● TASK DETAILS: Within these records, how many lines hold "true"? Give the number alone.

● DATA PROVIDED:
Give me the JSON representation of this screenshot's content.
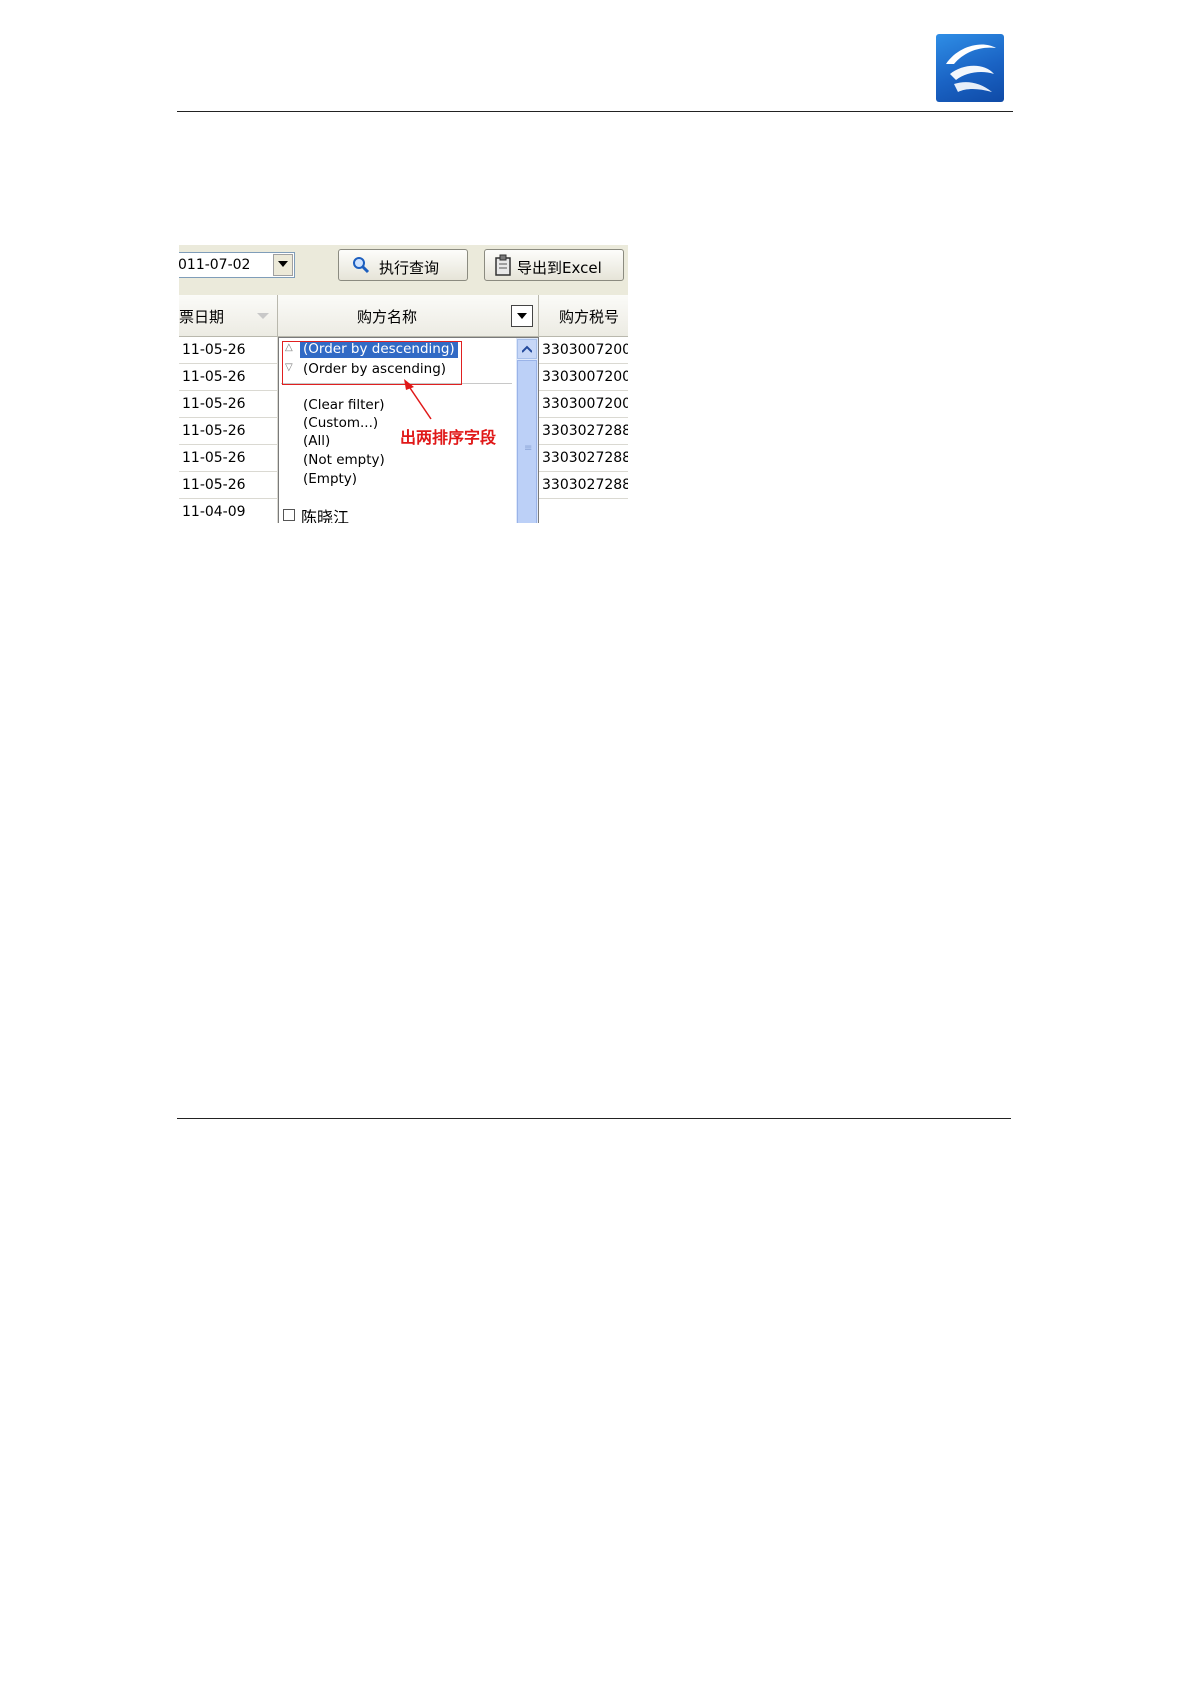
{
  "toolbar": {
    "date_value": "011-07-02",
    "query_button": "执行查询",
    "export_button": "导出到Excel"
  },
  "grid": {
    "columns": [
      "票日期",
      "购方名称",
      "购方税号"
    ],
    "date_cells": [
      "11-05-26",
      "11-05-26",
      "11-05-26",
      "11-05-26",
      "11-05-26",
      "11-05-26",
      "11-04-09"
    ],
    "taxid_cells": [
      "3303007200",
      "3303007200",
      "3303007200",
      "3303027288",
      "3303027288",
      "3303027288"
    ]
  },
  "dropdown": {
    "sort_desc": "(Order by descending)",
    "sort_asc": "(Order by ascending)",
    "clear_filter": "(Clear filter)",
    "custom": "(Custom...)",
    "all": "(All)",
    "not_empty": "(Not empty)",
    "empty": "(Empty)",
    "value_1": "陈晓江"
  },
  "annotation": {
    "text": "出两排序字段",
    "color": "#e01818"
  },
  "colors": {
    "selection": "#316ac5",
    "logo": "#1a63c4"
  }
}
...
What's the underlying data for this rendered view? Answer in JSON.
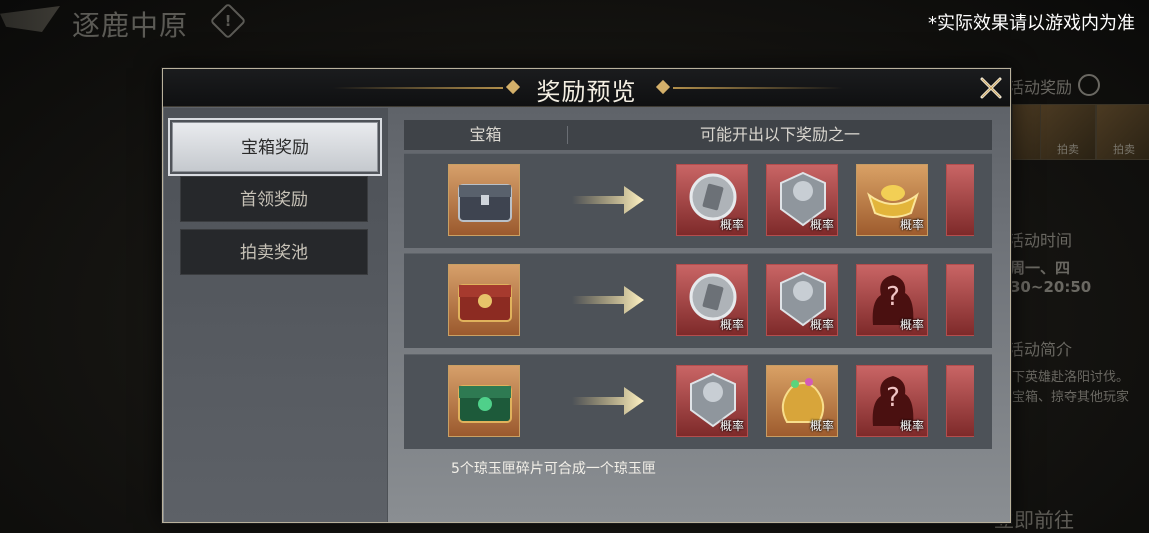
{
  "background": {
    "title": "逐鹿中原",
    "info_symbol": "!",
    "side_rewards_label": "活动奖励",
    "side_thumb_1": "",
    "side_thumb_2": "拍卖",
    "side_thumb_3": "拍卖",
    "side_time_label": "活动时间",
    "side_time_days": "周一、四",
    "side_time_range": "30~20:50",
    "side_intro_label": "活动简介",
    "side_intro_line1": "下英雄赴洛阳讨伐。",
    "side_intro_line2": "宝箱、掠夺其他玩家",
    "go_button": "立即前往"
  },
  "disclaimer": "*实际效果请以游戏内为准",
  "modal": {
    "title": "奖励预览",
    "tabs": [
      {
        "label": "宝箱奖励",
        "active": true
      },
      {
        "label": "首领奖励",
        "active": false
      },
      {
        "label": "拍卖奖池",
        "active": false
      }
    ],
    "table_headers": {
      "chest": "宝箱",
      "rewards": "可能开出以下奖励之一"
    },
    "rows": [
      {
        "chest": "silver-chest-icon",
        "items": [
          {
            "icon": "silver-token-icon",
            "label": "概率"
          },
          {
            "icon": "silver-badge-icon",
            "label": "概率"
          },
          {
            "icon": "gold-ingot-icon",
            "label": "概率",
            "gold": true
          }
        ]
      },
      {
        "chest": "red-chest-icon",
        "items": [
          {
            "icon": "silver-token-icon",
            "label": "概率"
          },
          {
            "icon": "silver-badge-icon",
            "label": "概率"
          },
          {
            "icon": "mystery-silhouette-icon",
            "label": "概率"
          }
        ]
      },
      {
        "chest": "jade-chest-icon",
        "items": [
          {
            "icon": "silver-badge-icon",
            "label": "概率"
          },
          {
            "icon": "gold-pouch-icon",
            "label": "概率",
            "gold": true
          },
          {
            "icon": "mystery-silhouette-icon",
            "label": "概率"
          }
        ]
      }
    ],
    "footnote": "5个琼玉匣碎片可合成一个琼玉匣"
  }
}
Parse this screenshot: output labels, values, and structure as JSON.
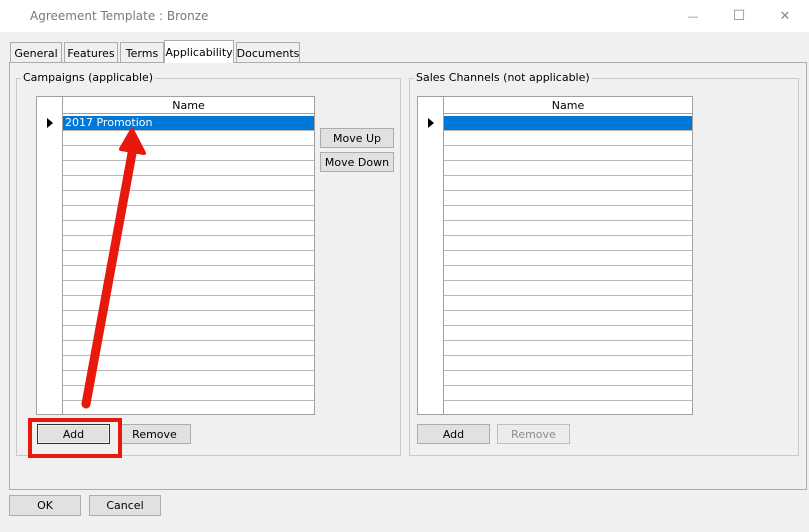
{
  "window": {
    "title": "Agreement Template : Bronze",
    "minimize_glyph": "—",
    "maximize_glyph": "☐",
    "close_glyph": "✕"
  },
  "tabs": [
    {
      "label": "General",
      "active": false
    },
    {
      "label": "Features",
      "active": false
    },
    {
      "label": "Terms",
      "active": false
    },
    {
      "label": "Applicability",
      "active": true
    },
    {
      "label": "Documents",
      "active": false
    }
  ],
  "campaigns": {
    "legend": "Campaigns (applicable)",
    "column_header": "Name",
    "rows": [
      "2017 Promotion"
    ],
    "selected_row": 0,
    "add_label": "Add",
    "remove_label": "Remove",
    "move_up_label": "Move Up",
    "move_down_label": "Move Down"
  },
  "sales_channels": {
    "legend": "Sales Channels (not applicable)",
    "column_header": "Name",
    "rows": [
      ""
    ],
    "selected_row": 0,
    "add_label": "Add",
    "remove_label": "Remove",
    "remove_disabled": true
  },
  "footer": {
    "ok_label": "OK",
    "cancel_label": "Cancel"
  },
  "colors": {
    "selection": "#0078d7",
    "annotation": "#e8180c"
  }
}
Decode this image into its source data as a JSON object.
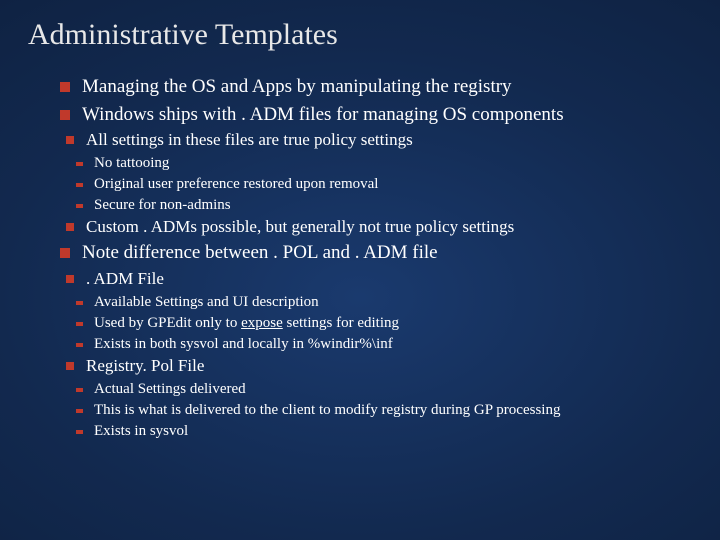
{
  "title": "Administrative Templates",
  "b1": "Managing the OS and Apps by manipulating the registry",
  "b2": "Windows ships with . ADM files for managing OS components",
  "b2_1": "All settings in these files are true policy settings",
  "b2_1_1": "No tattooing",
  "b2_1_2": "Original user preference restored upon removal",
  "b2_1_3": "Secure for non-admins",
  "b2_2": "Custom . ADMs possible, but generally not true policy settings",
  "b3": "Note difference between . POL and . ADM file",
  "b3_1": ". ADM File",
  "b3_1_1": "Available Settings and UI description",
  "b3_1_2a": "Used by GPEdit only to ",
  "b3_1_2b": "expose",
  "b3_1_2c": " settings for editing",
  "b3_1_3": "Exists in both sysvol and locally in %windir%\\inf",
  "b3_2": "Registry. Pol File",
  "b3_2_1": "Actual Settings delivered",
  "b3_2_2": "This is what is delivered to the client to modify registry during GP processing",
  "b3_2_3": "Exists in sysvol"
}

● OUTPUT FOR THIS EXERCISE: 7